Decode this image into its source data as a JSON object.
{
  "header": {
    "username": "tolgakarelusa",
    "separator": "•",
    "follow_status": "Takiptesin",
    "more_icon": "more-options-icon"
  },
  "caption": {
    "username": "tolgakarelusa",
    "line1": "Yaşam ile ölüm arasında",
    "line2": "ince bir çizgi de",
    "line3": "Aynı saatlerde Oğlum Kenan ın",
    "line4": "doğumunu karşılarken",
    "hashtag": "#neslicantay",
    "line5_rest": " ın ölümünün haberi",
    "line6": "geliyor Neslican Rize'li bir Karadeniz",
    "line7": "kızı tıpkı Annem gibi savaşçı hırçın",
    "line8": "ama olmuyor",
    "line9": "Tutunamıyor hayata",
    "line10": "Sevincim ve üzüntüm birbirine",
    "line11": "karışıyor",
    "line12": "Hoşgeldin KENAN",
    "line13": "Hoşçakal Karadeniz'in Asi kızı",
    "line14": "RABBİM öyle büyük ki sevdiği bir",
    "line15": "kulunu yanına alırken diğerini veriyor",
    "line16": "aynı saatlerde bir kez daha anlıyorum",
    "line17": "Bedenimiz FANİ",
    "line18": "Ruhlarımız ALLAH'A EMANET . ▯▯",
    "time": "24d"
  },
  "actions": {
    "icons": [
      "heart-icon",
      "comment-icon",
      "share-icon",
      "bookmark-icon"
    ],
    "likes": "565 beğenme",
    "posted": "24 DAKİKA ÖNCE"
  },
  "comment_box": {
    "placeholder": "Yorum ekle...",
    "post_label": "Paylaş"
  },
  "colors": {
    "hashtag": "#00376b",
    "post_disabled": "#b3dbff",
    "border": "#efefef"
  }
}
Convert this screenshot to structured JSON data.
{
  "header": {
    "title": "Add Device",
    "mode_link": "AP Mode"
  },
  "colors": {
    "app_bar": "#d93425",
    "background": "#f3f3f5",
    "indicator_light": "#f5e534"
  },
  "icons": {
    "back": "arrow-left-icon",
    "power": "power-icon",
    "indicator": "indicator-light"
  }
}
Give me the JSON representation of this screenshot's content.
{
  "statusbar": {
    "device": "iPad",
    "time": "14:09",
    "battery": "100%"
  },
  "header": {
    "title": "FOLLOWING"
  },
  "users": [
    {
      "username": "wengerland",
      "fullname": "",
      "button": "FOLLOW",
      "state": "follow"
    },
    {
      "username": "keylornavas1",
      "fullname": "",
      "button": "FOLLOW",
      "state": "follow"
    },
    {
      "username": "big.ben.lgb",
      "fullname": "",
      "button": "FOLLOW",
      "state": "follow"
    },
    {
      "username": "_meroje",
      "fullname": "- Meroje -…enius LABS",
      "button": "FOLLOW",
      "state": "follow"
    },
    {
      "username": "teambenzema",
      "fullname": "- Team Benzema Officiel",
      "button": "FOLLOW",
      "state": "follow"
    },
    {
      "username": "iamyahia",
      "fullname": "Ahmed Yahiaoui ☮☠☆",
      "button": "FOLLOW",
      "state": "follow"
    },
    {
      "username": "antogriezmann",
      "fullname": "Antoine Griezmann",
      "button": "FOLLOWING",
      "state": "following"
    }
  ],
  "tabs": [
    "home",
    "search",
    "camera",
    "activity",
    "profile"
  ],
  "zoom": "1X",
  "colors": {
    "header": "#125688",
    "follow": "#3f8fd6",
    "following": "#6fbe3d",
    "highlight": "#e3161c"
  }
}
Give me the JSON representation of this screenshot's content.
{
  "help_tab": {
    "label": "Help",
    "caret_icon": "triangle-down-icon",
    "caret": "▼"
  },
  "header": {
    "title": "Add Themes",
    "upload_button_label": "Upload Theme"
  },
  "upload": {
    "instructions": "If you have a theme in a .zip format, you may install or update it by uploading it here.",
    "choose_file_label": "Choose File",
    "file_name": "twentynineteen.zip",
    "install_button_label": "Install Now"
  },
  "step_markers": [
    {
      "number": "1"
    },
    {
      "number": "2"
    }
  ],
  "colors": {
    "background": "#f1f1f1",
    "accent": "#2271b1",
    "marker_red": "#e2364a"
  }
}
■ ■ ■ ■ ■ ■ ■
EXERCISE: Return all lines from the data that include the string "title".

WRITTEN ANSWER:
    "title": "Add Device",
    "title": "FOLLOWING"
    "title": "Add Themes",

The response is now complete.